  • Item 101 of Regulation S-K and Item 4.B of Form 20-F, which require companies to discuss their products, services, relationships with customers and suppliers, and competitive conditions. The Commission notes that if cybersecurity incidents or risks materially affect a company's products, services, relationships with customers or suppliers, or competitive conditions, the company must provide appropriate disclosures.

2. Companies should ensure adequate cybersecurity risk management policies and procedures are in place. Companies should also adopt comprehensive policies and procedures related to cybersecurity and to assess their compliance regularly, including the sufficiency of their disclosure controls and procedures as they relate to cybersecurity disclosure. This assessment should include whether they have sufficient disclosure controls and procedures in place to ensure that relevant information about cybersecurity risks and incidents is processed and reported to the appropriate personnel, including up the corporate ladder, to enable senior management to make disclosure decisions and certifications. Senior management should also be enabled to facilitate policies and procedures designed to prohibit directors, officers and other corporate insiders from trading on the basis of material nonpublic information about cybersecurity risks and incidents. The Guidance reminds companies that pursuant to Exchange Act Rules 13a-15 and 15d-15, companies must maintain disclosure controls and procedures, and management must evaluate their effectiveness.

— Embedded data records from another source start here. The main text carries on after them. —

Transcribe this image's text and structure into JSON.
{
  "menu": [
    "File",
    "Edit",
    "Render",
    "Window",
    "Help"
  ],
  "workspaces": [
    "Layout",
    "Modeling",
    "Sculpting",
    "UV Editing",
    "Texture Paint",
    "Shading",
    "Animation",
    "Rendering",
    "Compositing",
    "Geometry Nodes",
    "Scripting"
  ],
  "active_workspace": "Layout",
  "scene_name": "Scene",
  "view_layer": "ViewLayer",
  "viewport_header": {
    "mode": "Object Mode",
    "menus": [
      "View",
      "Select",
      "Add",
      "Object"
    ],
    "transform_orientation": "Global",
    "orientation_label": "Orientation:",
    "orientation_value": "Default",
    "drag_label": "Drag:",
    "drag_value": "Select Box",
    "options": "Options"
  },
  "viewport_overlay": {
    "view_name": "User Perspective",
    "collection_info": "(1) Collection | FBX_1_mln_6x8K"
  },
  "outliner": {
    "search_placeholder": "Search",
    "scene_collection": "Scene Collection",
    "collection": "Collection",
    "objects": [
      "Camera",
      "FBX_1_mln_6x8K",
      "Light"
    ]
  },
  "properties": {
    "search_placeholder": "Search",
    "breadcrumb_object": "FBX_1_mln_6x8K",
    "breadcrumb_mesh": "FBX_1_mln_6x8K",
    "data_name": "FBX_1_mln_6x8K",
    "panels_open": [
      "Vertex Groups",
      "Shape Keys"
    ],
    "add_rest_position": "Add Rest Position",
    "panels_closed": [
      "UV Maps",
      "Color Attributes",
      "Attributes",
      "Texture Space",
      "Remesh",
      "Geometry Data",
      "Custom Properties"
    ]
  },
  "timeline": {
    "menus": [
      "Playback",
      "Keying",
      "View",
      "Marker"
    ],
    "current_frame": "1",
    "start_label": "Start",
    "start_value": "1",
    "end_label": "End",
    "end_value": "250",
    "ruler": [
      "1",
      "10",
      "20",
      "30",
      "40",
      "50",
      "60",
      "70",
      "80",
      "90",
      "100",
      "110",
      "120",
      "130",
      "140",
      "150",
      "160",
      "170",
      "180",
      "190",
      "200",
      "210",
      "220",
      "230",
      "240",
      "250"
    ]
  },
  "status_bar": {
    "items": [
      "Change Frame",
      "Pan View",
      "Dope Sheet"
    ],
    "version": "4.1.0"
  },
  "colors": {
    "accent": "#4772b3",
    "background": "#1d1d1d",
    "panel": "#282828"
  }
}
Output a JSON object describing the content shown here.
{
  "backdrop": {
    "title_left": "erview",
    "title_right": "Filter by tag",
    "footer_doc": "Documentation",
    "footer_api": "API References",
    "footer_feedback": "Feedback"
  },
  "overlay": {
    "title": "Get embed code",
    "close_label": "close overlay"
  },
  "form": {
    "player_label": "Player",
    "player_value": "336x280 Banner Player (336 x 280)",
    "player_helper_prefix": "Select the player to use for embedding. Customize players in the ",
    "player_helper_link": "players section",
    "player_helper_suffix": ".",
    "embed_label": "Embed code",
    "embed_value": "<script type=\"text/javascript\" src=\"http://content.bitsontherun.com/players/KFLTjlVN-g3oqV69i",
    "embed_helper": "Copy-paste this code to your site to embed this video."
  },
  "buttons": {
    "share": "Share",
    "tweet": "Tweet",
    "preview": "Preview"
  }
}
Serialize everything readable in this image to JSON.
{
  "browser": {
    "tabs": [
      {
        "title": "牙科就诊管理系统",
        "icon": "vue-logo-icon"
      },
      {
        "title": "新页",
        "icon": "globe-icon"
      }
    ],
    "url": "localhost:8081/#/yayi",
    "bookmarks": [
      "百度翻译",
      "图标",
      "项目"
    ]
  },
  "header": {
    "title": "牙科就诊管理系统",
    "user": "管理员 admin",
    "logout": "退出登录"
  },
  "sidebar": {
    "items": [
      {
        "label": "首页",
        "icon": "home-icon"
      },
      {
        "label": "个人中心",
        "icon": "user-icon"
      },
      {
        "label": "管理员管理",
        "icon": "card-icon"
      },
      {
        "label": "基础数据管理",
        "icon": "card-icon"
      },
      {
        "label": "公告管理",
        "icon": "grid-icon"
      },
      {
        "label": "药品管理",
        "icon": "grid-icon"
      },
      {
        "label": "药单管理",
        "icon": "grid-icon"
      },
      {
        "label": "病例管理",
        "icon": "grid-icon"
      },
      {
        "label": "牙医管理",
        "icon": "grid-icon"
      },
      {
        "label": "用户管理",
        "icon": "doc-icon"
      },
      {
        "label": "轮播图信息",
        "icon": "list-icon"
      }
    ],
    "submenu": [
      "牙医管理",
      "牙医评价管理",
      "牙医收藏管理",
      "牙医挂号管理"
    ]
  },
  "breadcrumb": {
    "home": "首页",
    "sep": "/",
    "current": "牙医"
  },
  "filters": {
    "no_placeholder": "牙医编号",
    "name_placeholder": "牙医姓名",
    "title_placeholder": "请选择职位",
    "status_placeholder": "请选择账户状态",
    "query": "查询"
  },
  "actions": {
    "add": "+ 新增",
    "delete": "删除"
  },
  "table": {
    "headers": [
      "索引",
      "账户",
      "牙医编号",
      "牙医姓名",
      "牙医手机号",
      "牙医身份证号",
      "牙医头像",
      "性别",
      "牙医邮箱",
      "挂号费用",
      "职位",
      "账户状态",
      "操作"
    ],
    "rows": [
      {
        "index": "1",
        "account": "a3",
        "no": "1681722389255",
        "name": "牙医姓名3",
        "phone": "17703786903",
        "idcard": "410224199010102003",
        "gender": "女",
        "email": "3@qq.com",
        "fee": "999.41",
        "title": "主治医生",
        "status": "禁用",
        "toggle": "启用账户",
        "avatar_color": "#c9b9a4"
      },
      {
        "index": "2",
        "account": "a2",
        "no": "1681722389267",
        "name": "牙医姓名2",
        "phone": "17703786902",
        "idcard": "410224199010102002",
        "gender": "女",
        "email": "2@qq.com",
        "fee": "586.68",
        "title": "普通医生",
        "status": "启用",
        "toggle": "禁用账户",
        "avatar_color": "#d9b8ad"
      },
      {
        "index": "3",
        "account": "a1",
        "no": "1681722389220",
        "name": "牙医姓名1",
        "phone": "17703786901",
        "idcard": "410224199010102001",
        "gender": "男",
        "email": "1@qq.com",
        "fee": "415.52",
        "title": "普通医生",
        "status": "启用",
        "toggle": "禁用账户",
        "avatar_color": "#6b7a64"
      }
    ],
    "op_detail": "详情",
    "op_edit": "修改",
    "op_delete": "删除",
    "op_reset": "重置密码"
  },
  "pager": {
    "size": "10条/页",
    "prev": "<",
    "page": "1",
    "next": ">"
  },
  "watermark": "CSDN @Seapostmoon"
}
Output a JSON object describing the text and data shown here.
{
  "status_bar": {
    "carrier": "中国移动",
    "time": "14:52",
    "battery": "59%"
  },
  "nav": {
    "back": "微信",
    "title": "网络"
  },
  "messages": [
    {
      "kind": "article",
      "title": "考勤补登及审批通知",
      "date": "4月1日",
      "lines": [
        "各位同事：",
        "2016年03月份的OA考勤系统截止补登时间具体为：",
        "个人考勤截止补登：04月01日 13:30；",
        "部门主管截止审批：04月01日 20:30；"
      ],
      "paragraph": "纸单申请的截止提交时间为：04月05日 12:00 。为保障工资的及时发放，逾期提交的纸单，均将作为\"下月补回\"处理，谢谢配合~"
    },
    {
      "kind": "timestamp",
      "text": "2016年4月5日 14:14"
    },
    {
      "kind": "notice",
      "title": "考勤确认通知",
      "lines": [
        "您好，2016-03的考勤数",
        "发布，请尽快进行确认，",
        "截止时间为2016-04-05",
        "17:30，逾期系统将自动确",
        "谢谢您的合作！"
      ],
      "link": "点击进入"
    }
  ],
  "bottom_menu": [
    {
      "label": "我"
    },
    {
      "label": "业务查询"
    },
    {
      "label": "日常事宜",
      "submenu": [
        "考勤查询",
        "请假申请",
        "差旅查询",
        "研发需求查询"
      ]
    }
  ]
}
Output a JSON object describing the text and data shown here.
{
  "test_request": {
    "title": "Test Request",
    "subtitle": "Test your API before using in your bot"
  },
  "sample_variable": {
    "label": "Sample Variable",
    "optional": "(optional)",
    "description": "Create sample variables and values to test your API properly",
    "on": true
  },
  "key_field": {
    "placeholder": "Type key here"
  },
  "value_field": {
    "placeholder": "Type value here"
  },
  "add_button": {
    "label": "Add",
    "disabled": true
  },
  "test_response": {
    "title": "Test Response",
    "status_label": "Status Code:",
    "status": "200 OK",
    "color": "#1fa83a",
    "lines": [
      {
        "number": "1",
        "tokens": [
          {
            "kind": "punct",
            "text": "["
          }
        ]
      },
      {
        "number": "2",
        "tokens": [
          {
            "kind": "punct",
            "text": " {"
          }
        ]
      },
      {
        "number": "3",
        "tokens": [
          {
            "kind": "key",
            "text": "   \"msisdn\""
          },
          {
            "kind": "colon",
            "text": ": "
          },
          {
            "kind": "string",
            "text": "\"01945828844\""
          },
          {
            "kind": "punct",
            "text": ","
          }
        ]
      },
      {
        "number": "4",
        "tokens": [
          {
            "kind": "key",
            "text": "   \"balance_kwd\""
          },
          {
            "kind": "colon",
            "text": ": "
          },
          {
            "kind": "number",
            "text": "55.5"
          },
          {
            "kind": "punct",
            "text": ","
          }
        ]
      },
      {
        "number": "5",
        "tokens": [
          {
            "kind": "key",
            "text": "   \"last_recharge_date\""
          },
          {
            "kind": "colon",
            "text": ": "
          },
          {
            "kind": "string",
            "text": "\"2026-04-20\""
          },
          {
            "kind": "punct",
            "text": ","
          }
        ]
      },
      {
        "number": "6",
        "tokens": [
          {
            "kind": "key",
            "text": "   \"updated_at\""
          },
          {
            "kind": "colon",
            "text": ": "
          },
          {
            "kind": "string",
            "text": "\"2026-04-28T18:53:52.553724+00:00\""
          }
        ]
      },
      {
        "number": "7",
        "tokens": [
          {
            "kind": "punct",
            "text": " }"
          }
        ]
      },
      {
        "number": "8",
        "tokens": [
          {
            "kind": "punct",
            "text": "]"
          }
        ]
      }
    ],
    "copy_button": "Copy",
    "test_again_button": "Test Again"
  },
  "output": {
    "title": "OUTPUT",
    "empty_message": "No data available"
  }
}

These controls and procedures should enable companies to identify cybersecurity risks and incidents, assess and analyze their impact on a company's business, evaluate the significance associated with such risks and incidents, provide for open communications between technical experts and disclosure advisors, and make timely disclosures regarding such risks and incidents.

3. Companies and their directors, officers and other corporate insiders should be mindful of complying with the laws related to insider trading in connection with information about cybersecurity risks and incidents, including vulnerabilities and breaches. The Commission reminds companies of what should already be obvious, namely, that it is illegal to trade a security "on the basis of material nonpublic information about that security or issuer, in breach of a duty of trust or confidence that is owed directly, indirectly, or derivatively, to the issuer of that security or the shareholders of that issuer, or to any other person who is the source of the material nonpublic information." See Rule 10b5-1(a) of the Exchange Act. The Guidance explains that information about a company's cybersecurity risks and incidents may be material nonpublic information, and directors, officers and other corporate insiders would violate the antifraud provisions if they trade the company's securities in breach of their duty of trust or confidence while in possession of that material nonpublic information.

4. Finally, the Commission reminds companies that they may also have disclosure obligations under Regulation FD in connection with cybersecurity matters. Namely, companies should not selectively disclose material nonpublic information regarding cybersecurity risks and incidents to Regulation FD enumerated persons before disclosing that same information to the public.

The Commission warns that it will continue to monitor cybersecurity disclosures carefully.

One thing is for sure: the SEC's focus on cybersecurity-related matters is not going away. Companies need to ensure that they have sufficient policies and procedures in place to address cyber-related concerns, should consider whether any disclosure requirements necessitate disclosure of cyber-related issues, and must evaluate SEC risks when handling and responding to a cyber incident.